◆ Activity
Copy all lines below that use the word "from".

(Records for this exercise Opens)

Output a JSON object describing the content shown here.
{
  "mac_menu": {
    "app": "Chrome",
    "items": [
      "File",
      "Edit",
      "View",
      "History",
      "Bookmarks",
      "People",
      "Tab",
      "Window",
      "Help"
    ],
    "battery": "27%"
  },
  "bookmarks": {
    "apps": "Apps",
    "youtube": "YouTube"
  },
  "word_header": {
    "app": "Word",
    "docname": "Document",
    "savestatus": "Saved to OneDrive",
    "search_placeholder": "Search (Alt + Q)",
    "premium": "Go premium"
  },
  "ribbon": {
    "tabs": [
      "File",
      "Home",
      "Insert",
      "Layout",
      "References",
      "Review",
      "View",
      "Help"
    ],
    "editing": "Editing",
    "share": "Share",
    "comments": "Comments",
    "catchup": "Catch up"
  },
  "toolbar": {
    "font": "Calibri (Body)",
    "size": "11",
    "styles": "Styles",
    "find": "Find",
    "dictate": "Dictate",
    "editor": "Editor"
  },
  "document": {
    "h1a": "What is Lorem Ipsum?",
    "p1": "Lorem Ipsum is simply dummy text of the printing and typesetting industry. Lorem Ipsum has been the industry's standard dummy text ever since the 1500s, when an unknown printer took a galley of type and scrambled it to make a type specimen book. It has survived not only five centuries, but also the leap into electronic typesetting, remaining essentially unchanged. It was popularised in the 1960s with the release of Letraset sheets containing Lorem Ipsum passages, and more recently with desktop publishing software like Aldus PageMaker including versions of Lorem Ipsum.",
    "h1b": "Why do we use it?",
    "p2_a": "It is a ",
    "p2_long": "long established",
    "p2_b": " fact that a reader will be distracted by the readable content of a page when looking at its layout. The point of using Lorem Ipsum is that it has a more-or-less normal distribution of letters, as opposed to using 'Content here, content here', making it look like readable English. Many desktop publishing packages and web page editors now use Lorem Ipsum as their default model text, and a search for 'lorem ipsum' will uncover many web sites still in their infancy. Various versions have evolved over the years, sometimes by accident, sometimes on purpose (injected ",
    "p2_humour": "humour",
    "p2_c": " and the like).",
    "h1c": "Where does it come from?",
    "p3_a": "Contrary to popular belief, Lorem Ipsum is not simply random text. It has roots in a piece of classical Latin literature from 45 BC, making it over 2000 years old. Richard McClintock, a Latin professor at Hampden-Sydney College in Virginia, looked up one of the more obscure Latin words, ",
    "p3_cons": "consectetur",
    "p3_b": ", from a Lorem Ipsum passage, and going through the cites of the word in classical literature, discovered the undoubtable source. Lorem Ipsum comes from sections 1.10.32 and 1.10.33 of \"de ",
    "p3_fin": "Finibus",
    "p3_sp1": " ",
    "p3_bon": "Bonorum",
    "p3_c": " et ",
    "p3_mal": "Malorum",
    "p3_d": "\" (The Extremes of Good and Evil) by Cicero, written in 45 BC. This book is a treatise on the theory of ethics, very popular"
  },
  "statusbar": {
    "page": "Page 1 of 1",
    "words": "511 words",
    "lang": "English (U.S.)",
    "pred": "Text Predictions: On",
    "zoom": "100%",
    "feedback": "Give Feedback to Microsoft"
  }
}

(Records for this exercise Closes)

◆ Output below
    "h1c": "Where does it come from?",
    "p3_a": "Contrary to popular belief, Lorem Ipsum is not simply random text. It has roots in a piece of classical Latin literature from 45 BC, making it over 2000 years old. Richard McClintock, a Latin professor at Hampden-Sydney College in Virginia, looked up one of the more obscure Latin words, ",
    "p3_b": ", from a Lorem Ipsum passage, and going through the cites of the word in classical literature, discovered the undoubtable source. Lorem Ipsum comes from sections 1.10.32 and 1.10.33 of \"de ",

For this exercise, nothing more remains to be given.